Kenneth Thompson ’92, a partner at Thompson Wigdor LLP and a former federal prosecutor, defeated six-term incumbent Charles Hynes in the Democratic primary for Brooklyn District Attorney on September 10. With 99% of precincts reporting, Thompson had 55% of the vote, compared to 44% for Hynes. Although Hynes remains on the Republican and Conservative ballot for the November election, his spokesman has indicated that Hynes will not be running, according to the New York Times.** Thompson is the first candidate for Brooklyn District Attorney to defeat an incumbent since 1911.
Thompson, a founding partner of the law firm Thompson Wigdor LLP, represented Nafissatou Diallo, the hotel housekeeper who accused former International Monetary Fund Leader Dominque Strauss-Kahn of sexual assault. He has also worked with elected officials including Senator Charles Schumer and Congresswoman Yvette Clark to convince the U.S. Department of Justice to reopen the investigation into the 1955 murder of Emmett Till in Mississippi.
During his time in the United States Attorney’s Office for the Eastern District of New York, Thompson became known for his skill as a trial lawyer, and particularly for his role in the investigation and successful prosecution of New York City police officers for the brutal beating and torture of Abner Louima. Prior to serving in the U.S. Attorney’s Office, Thompson was an attorney in the U.S. Treasury Department, where he served as special assistant to former Treasury Department Undersecretary for Enforcement Ronald Noble, who is currently the secretary general of Interpol and a professor of law on leave at NYU Law.
Upon graduating from NYU Law, Thompson was a recipient of the Law School’s Arthur T. Vanderbilt Medal for his outstanding contributions to the community.
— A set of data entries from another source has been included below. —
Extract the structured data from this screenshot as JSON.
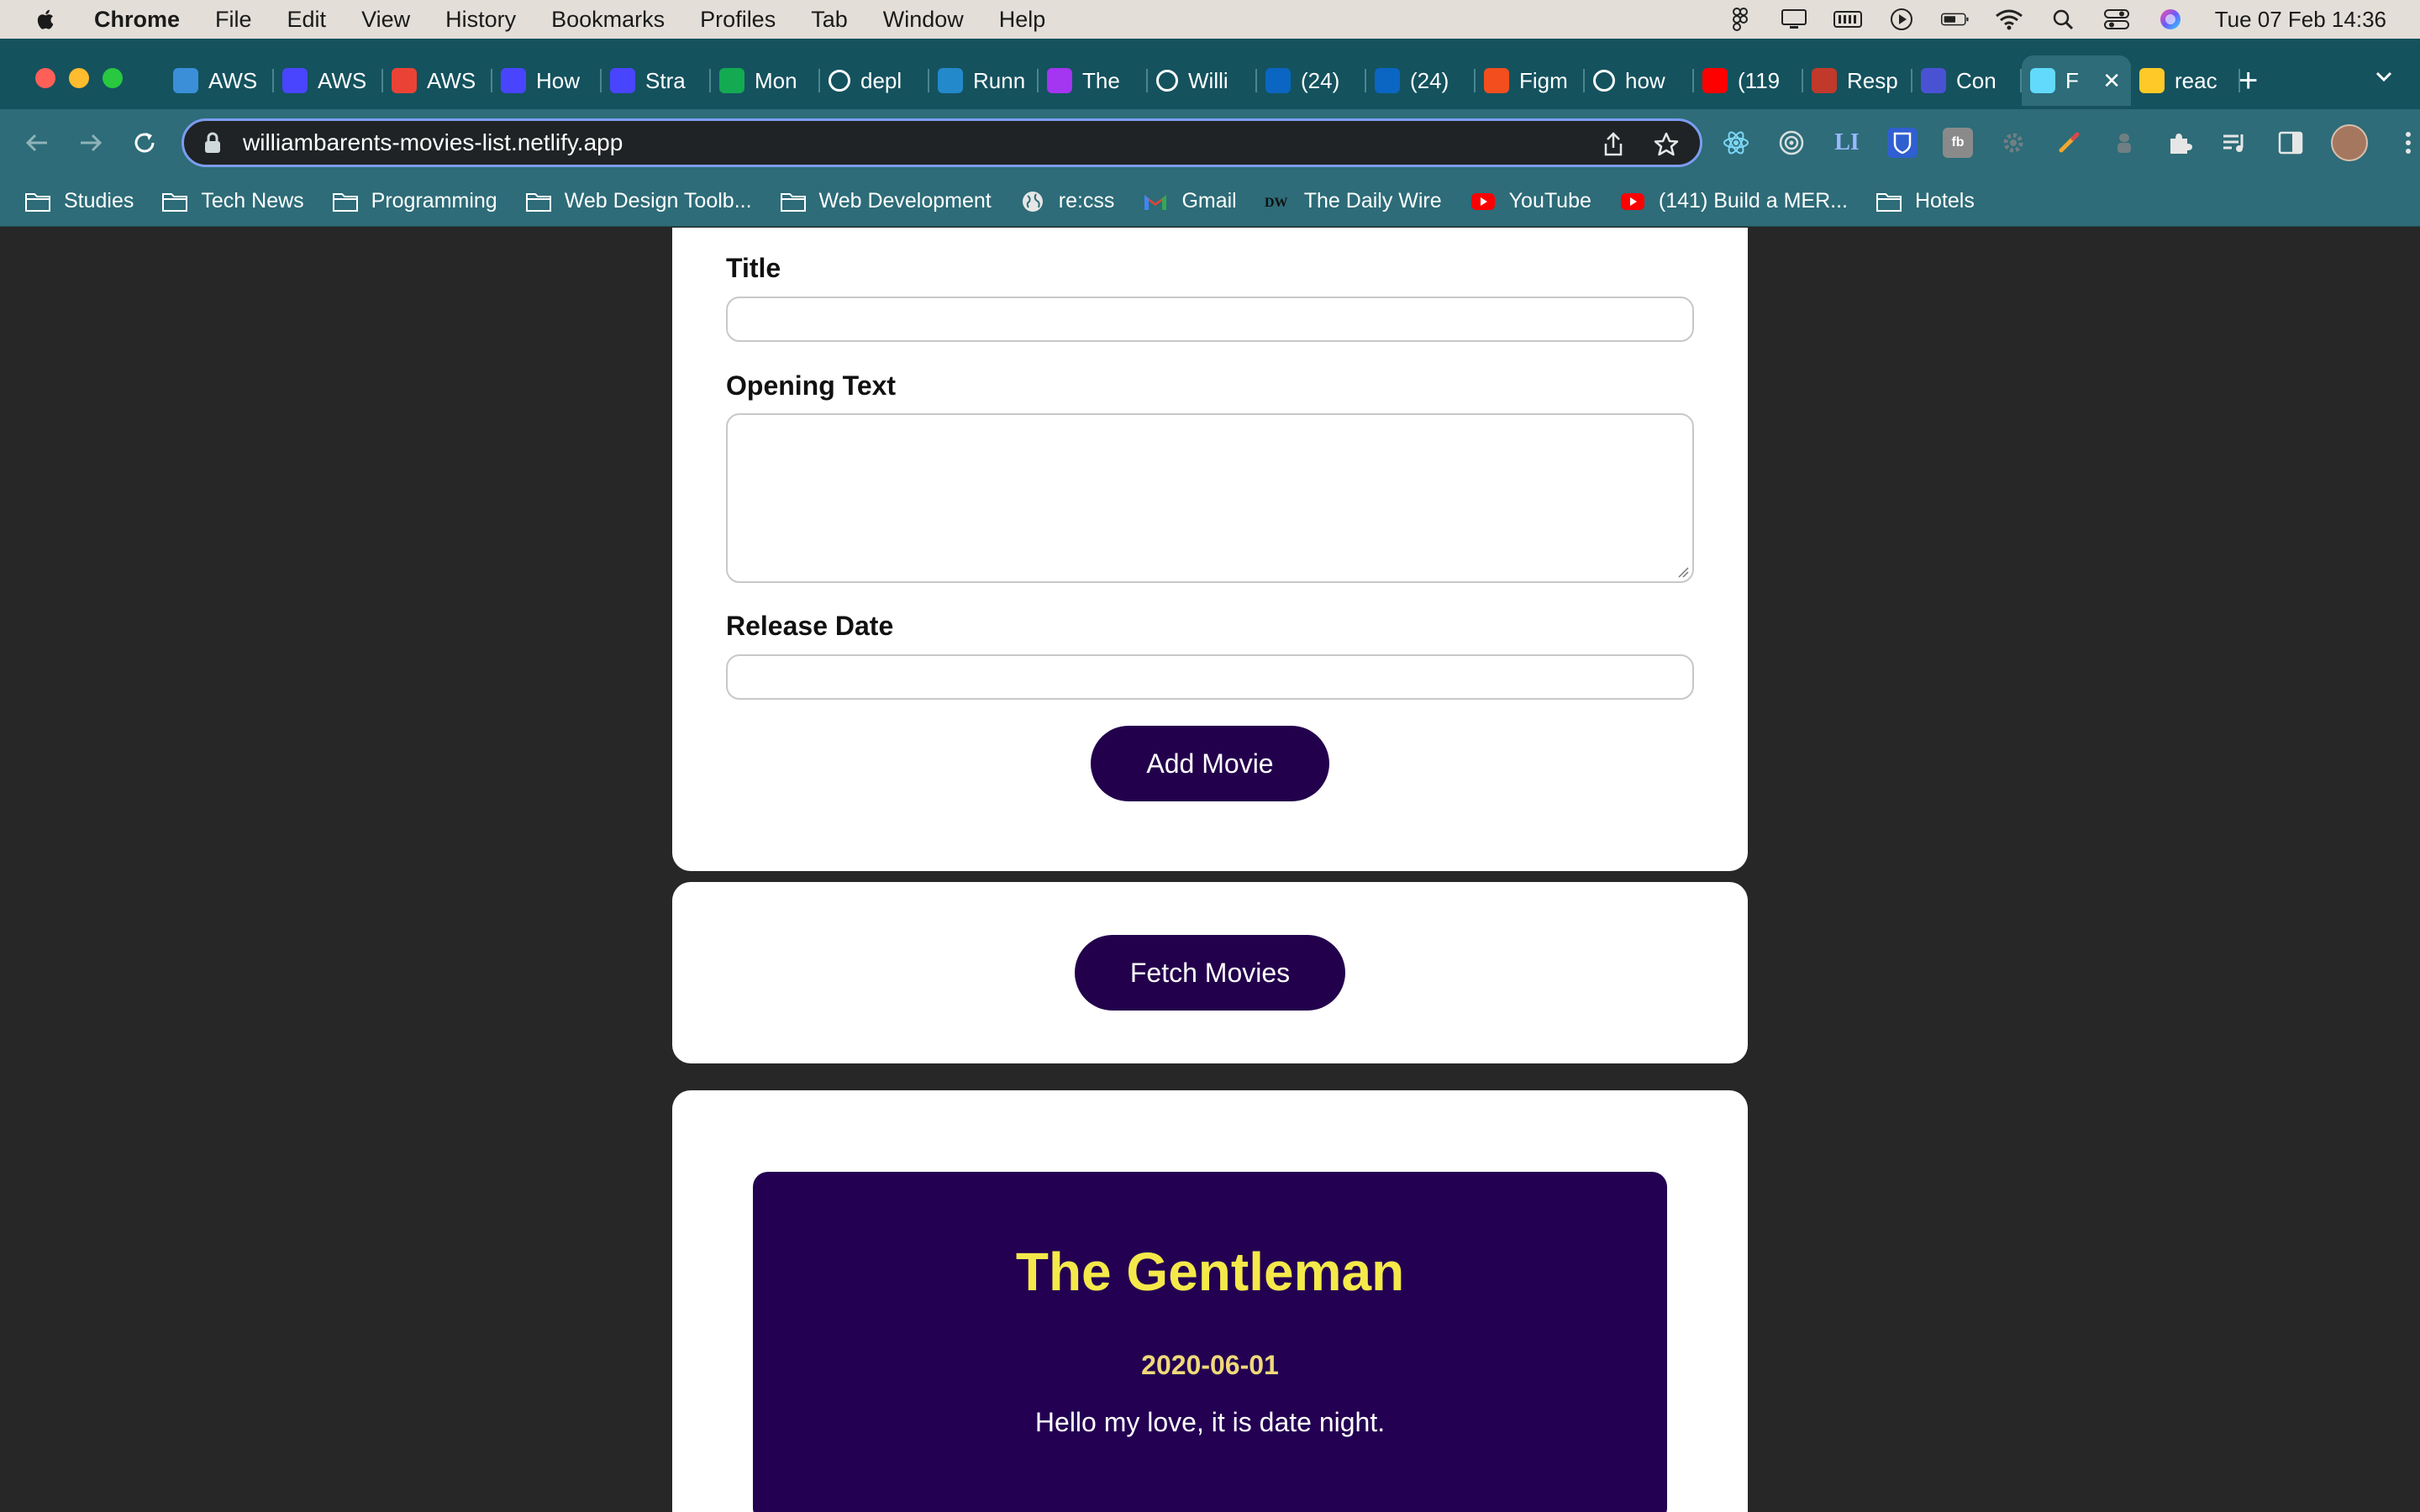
{
  "menubar": {
    "app_name": "Chrome",
    "items": [
      "File",
      "Edit",
      "View",
      "History",
      "Bookmarks",
      "Profiles",
      "Tab",
      "Window",
      "Help"
    ],
    "clock": "Tue 07 Feb  14:36"
  },
  "tabs": [
    {
      "label": "AWS",
      "icon": "globe-icon",
      "color": "#3a8fd8"
    },
    {
      "label": "AWS",
      "icon": "strapi-icon",
      "color": "#4945ff"
    },
    {
      "label": "AWS",
      "icon": "gmail-icon",
      "color": "#ea4335"
    },
    {
      "label": "How",
      "icon": "strapi-icon",
      "color": "#4945ff"
    },
    {
      "label": "Stra",
      "icon": "strapi-icon",
      "color": "#4945ff"
    },
    {
      "label": "Mon",
      "icon": "mongodb-icon",
      "color": "#13aa52"
    },
    {
      "label": "depl",
      "icon": "google-icon",
      "color": "#ffffff"
    },
    {
      "label": "Runn",
      "icon": "vscode-icon",
      "color": "#2489ca"
    },
    {
      "label": "The",
      "icon": "udemy-icon",
      "color": "#a435f0"
    },
    {
      "label": "Willi",
      "icon": "github-icon",
      "color": "#ffffff"
    },
    {
      "label": "(24)",
      "icon": "linkedin-icon",
      "color": "#0a66c2"
    },
    {
      "label": "(24)",
      "icon": "linkedin-icon",
      "color": "#0a66c2"
    },
    {
      "label": "Figm",
      "icon": "figma-icon",
      "color": "#f24e1e"
    },
    {
      "label": "how",
      "icon": "google-icon",
      "color": "#ffffff"
    },
    {
      "label": "(119",
      "icon": "youtube-icon",
      "color": "#ff0000"
    },
    {
      "label": "Resp",
      "icon": "spy-icon",
      "color": "#c0392b"
    },
    {
      "label": "Con",
      "icon": "medium-icon",
      "color": "#4a52d4"
    },
    {
      "label": "F",
      "icon": "react-icon",
      "color": "#61dafb",
      "active": true
    },
    {
      "label": "reac",
      "icon": "firebase-icon",
      "color": "#ffca28"
    }
  ],
  "toolbar": {
    "url": "williambarents-movies-list.netlify.app"
  },
  "bookmarks": [
    {
      "label": "Studies",
      "icon": "folder-icon"
    },
    {
      "label": "Tech News",
      "icon": "folder-icon"
    },
    {
      "label": "Programming",
      "icon": "folder-icon"
    },
    {
      "label": "Web Design Toolb...",
      "icon": "folder-icon"
    },
    {
      "label": "Web Development",
      "icon": "folder-icon"
    },
    {
      "label": "re:css",
      "icon": "globe-icon"
    },
    {
      "label": "Gmail",
      "icon": "gmail-icon"
    },
    {
      "label": "The Daily Wire",
      "icon": "dailywire-icon"
    },
    {
      "label": "YouTube",
      "icon": "youtube-icon"
    },
    {
      "label": "(141) Build a MER...",
      "icon": "youtube-icon"
    },
    {
      "label": "Hotels",
      "icon": "folder-icon"
    }
  ],
  "form": {
    "title_label": "Title",
    "title_value": "",
    "opening_text_label": "Opening Text",
    "opening_text_value": "",
    "release_date_label": "Release Date",
    "release_date_value": "",
    "add_button": "Add Movie"
  },
  "controls": {
    "fetch_button": "Fetch Movies"
  },
  "movies": [
    {
      "title": "The Gentleman",
      "release_date": "2020-06-01",
      "opening_text": "Hello my love, it is date night."
    }
  ],
  "colors": {
    "page_bg": "#272727",
    "button_bg": "#23004c",
    "movie_card_bg": "#230052",
    "movie_title": "#f5e94a",
    "chrome_frame": "#14525e",
    "chrome_toolbar": "#2d6c78"
  }
}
He has also received the Black, Latino Asian Pacific American Law Alumni Association’s Distinguished Service Award.
Posted on September 12, 2013
**Update: As of October 3, 2013, Charles Hynes has decided to run on the Republican ticket in the general election for Brooklyn District Attorney, according to the New York Times.